Sonically speaking, you need to be at this party
All Things BGP - Black Ghost Party (self released)
It’s fact, not theory, that when Sydney and Brisbane musicians of a certain age and underground persuasion seek a sea change, they head for the New South Wales Far North Coast. And why not? It’s often wet and always humid, but the parts not spoiled by hideous yuppies and mad anti-vaxxers are damned idyllic.
Can’t tell you whether all the members of Black Ghost Party are Lismore born and bred or blow-ins from the Big Smoke, but it’s not important. They’ve been alternately cajoling and searing local ears since at least 2004 so they're part of the furniture, and this release of 11 songs is available on LP or as a download.
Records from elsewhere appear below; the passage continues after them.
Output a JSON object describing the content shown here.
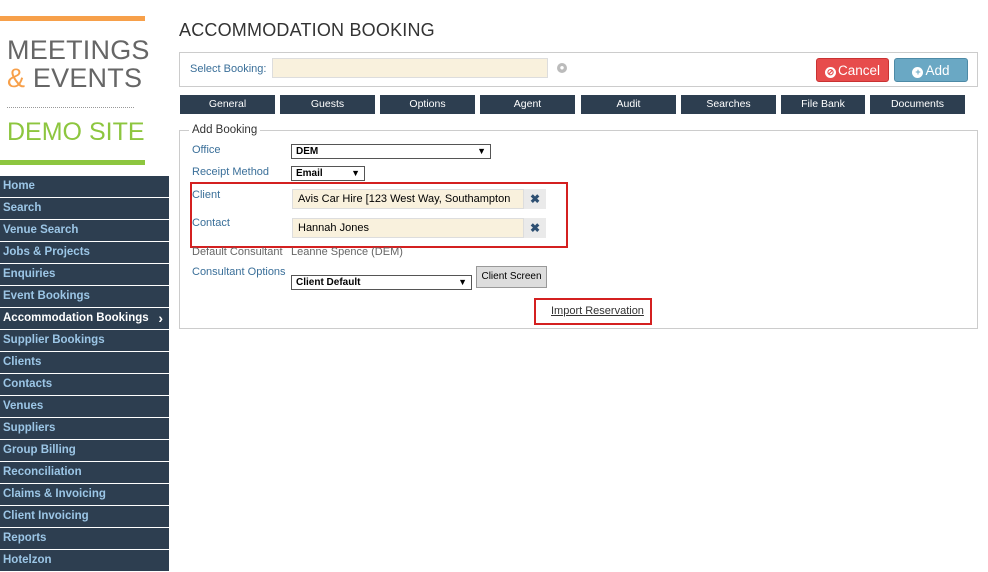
{
  "logo": {
    "line1": "MEETINGS",
    "amp": "&",
    "line2": "EVENTS",
    "line3": "DEMO SITE"
  },
  "nav": {
    "items": [
      "Home",
      "Search",
      "Venue Search",
      "Jobs & Projects",
      "Enquiries",
      "Event Bookings",
      "Accommodation Bookings",
      "Supplier Bookings",
      "Clients",
      "Contacts",
      "Venues",
      "Suppliers",
      "Group Billing",
      "Reconciliation",
      "Claims & Invoicing",
      "Client Invoicing",
      "Reports",
      "Hotelzon"
    ],
    "active": "Accommodation Bookings",
    "active_icon": "chevron-right-icon"
  },
  "page": {
    "title": "ACCOMMODATION BOOKING"
  },
  "select_booking": {
    "label": "Select Booking:",
    "value": "",
    "icon": "globe-icon"
  },
  "buttons": {
    "cancel": "Cancel",
    "add": "Add",
    "cancel_icon": "ban-icon",
    "add_icon": "plus-circle-icon"
  },
  "tabs": [
    "General",
    "Guests",
    "Options",
    "Agent",
    "Audit",
    "Searches",
    "File Bank",
    "Documents"
  ],
  "form": {
    "legend": "Add Booking",
    "office": {
      "label": "Office",
      "value": "DEM"
    },
    "receipt_method": {
      "label": "Receipt Method",
      "value": "Email"
    },
    "client": {
      "label": "Client",
      "value": "Avis Car Hire [123 West Way, Southampton"
    },
    "contact": {
      "label": "Contact",
      "value": "Hannah Jones"
    },
    "clear_glyph": "✖",
    "default_consultant": {
      "label": "Default Consultant",
      "value": "Leanne Spence (DEM)"
    },
    "consultant_options": {
      "label": "Consultant Options",
      "value": "Client Default",
      "button": "Client Screen"
    },
    "import_link": "Import Reservation"
  },
  "colors": {
    "nav_bg": "#2d3e50",
    "accent_orange": "#f7a04a",
    "accent_green": "#8dc63f",
    "cancel": "#e74c4c",
    "add": "#6aa8c4",
    "highlight": "#d42020"
  }
}
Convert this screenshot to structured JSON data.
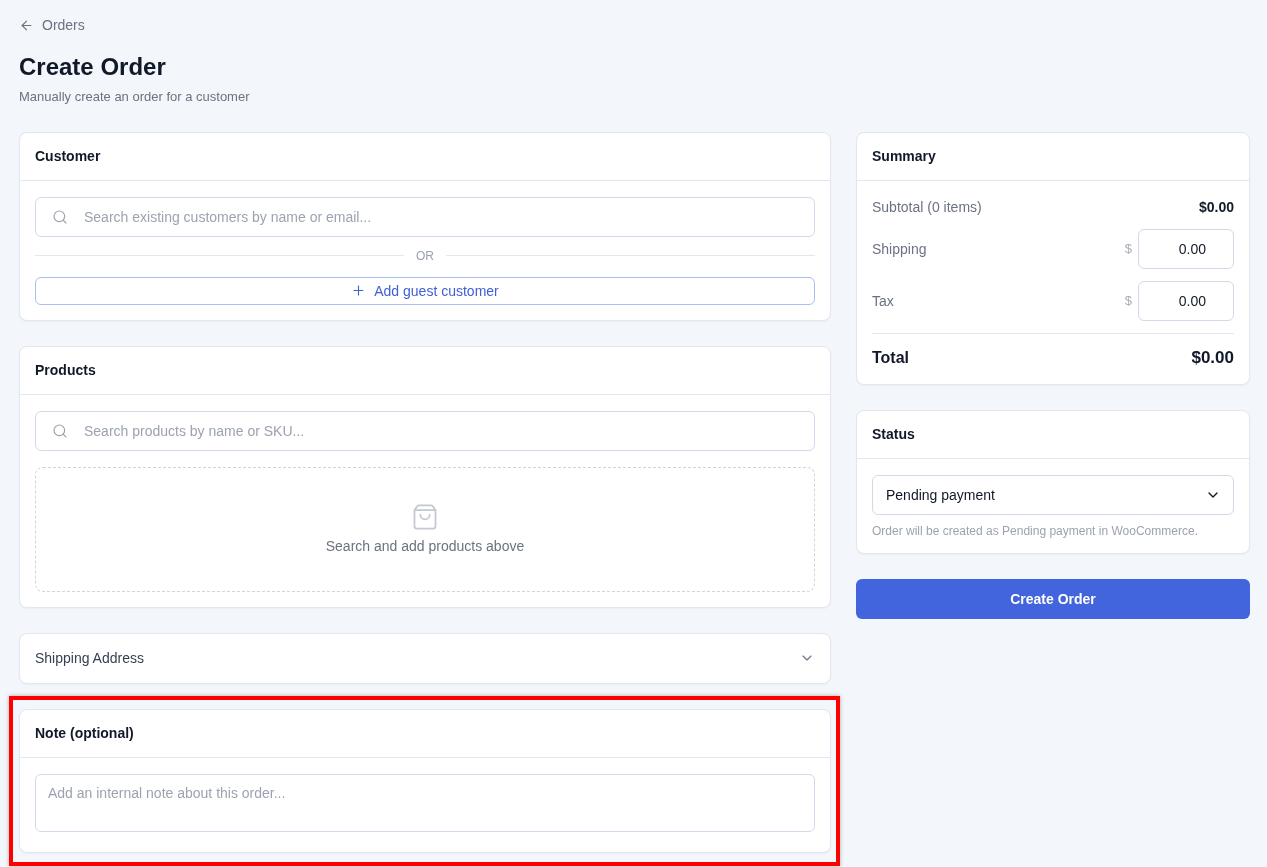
{
  "back_link": {
    "label": "Orders"
  },
  "header": {
    "title": "Create Order",
    "subtitle": "Manually create an order for a customer"
  },
  "customer": {
    "title": "Customer",
    "search": {
      "placeholder": "Search existing customers by name or email..."
    },
    "divider": "OR",
    "add_button": "Add guest customer"
  },
  "products": {
    "title": "Products",
    "search": {
      "placeholder": "Search products by name or SKU..."
    },
    "empty_text": "Search and add products above"
  },
  "shipping_address": {
    "title": "Shipping Address",
    "expanded": false
  },
  "note": {
    "title": "Note (optional)",
    "placeholder": "Add an internal note about this order...",
    "highlighted": true
  },
  "summary": {
    "title": "Summary",
    "rows": [
      {
        "kind": "text",
        "label": "Subtotal (0 items)",
        "value": "$0.00"
      },
      {
        "kind": "input",
        "label": "Shipping",
        "currency": "$",
        "value": "0.00"
      },
      {
        "kind": "input",
        "label": "Tax",
        "currency": "$",
        "value": "0.00"
      }
    ],
    "total": {
      "label": "Total",
      "value": "$0.00"
    }
  },
  "status": {
    "title": "Status",
    "select": {
      "value": "Pending payment"
    },
    "helper": "Order will be created as Pending payment in WooCommerce."
  },
  "submit_button": "Create Order"
}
Black Ghost Party's negligible online footprint describes them as a core trio and a “grungey folky thing, Will Oldham chatting with Nirvana while Smog and Sonic Youth play cards with Big Black and Neil Young out the back”. With trash talk like that, you’d better hope they’re good. Rest easy, pardner. BGP might be the most fearsomely talented band you’ve never heard of.
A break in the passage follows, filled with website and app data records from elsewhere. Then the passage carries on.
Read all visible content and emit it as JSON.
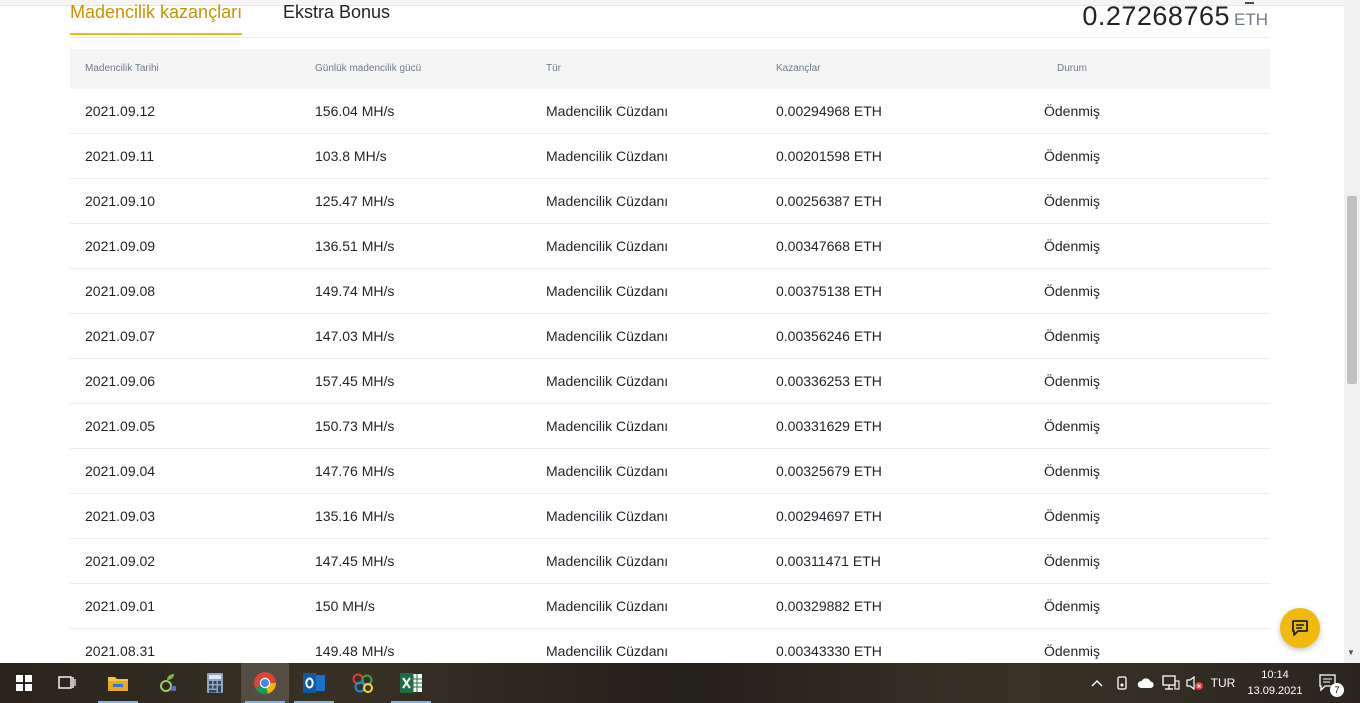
{
  "tabs": {
    "active_label": "Madencilik kazançları",
    "extra_label": "Ekstra Bonus"
  },
  "total": {
    "value": "0.27268765",
    "currency": "ETH"
  },
  "table": {
    "headers": [
      "Madencilik Tarihi",
      "Günlük madencilik gücü",
      "Tür",
      "Kazançlar",
      "Durum"
    ],
    "rows": [
      [
        "2021.09.12",
        "156.04 MH/s",
        "Madencilik Cüzdanı",
        "0.00294968 ETH",
        "Ödenmiş"
      ],
      [
        "2021.09.11",
        "103.8 MH/s",
        "Madencilik Cüzdanı",
        "0.00201598 ETH",
        "Ödenmiş"
      ],
      [
        "2021.09.10",
        "125.47 MH/s",
        "Madencilik Cüzdanı",
        "0.00256387 ETH",
        "Ödenmiş"
      ],
      [
        "2021.09.09",
        "136.51 MH/s",
        "Madencilik Cüzdanı",
        "0.00347668 ETH",
        "Ödenmiş"
      ],
      [
        "2021.09.08",
        "149.74 MH/s",
        "Madencilik Cüzdanı",
        "0.00375138 ETH",
        "Ödenmiş"
      ],
      [
        "2021.09.07",
        "147.03 MH/s",
        "Madencilik Cüzdanı",
        "0.00356246 ETH",
        "Ödenmiş"
      ],
      [
        "2021.09.06",
        "157.45 MH/s",
        "Madencilik Cüzdanı",
        "0.00336253 ETH",
        "Ödenmiş"
      ],
      [
        "2021.09.05",
        "150.73 MH/s",
        "Madencilik Cüzdanı",
        "0.00331629 ETH",
        "Ödenmiş"
      ],
      [
        "2021.09.04",
        "147.76 MH/s",
        "Madencilik Cüzdanı",
        "0.00325679 ETH",
        "Ödenmiş"
      ],
      [
        "2021.09.03",
        "135.16 MH/s",
        "Madencilik Cüzdanı",
        "0.00294697 ETH",
        "Ödenmiş"
      ],
      [
        "2021.09.02",
        "147.45 MH/s",
        "Madencilik Cüzdanı",
        "0.00311471 ETH",
        "Ödenmiş"
      ],
      [
        "2021.09.01",
        "150 MH/s",
        "Madencilik Cüzdanı",
        "0.00329882 ETH",
        "Ödenmiş"
      ],
      [
        "2021.08.31",
        "149.48 MH/s",
        "Madencilik Cüzdanı",
        "0.00343330 ETH",
        "Ödenmiş"
      ]
    ]
  },
  "taskbar": {
    "apps": [
      "windows-start-icon",
      "task-view-icon",
      "file-explorer-icon",
      "plant-app-icon",
      "calculator-icon",
      "chrome-icon",
      "outlook-icon",
      "colorful-app-icon",
      "excel-icon"
    ],
    "language": "TUR",
    "time": "10:14",
    "date": "13.09.2021",
    "notification_count": "7"
  },
  "colors": {
    "accent": "#f0b90b",
    "accent_text": "#c99400",
    "header_bg": "#f5f5f5"
  }
}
This is band with a keen sense of its own dynamics. Live, BGP plays a mix of acoustic and fully amped sets. On record, the core band of Rod Black, Adam Button and Matt Lee is richly supplemented by violin, piano and percussion.The album sweeps from stark, country-flecked blues to overdriven, distorted rockers.
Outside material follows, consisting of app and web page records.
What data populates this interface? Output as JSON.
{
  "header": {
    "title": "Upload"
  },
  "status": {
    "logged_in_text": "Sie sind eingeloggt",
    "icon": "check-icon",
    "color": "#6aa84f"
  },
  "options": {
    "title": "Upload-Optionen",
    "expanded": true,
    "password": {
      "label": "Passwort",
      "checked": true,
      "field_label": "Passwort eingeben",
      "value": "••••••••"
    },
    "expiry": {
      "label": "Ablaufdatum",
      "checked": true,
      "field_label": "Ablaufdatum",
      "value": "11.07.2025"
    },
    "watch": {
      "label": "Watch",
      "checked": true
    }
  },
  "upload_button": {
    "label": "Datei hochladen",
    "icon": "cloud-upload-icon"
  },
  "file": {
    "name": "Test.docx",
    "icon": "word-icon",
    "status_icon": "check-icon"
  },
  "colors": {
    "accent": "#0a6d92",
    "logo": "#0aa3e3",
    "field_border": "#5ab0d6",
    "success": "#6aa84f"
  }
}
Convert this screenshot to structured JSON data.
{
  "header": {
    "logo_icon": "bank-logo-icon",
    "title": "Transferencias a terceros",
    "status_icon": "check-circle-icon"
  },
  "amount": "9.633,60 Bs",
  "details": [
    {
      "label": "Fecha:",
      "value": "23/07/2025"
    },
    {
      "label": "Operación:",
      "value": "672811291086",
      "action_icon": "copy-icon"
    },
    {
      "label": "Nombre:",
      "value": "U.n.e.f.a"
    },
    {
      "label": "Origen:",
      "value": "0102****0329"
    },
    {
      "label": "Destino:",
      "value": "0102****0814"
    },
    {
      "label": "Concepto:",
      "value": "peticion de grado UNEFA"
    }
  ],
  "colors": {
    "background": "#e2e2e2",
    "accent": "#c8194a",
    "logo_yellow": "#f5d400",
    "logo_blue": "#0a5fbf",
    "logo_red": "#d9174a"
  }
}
BGP’s cleverness lies in their contradictions. “Mr Black Must Die” contains enough gruff attitude tempered by a sweet melody to make you sit up and take notice from the get-go. The yin of the country-fried Byrds meeting the yang of a not-so-sloppy Crazy Horse armed with an axe.
Like the storms that drop down on Lismore with 10 minutes warning, the nasty songs do sneak up on you. Just when you’ve slipped into a country-rock lull by “Judas”, an abrasive grinder like “Cockroach Sunday” slips into earshot. Then there’s the bag of sonic shards that is “Chasing a Nightmare” which sounds like the Bad Seeds before they became a lounge singer’s backing band.
BGP is capable of beauty. The lilting piano and swooning violin that underpins the six-minute “Sick Bay” are seductive as they are sweet. There’s a big degree of power under the hood, though, and it’s on show in the overdriven guitar histrionics of “High”.
And then the swelling presence of “With a Little Love” – a song borrowed from Lismore legends SLUG – brings you right back to earth.
You gonna press for a direct comparator? For mine, BGP is the rain forest dwelling cousin of The Dexateens, the equally unruly tumbleweed combo from Alabama. Like most good things, BGP might be hard to find, so use the link below. Don't be afraid: It's a Bandcamp thing so you get to try before you buy.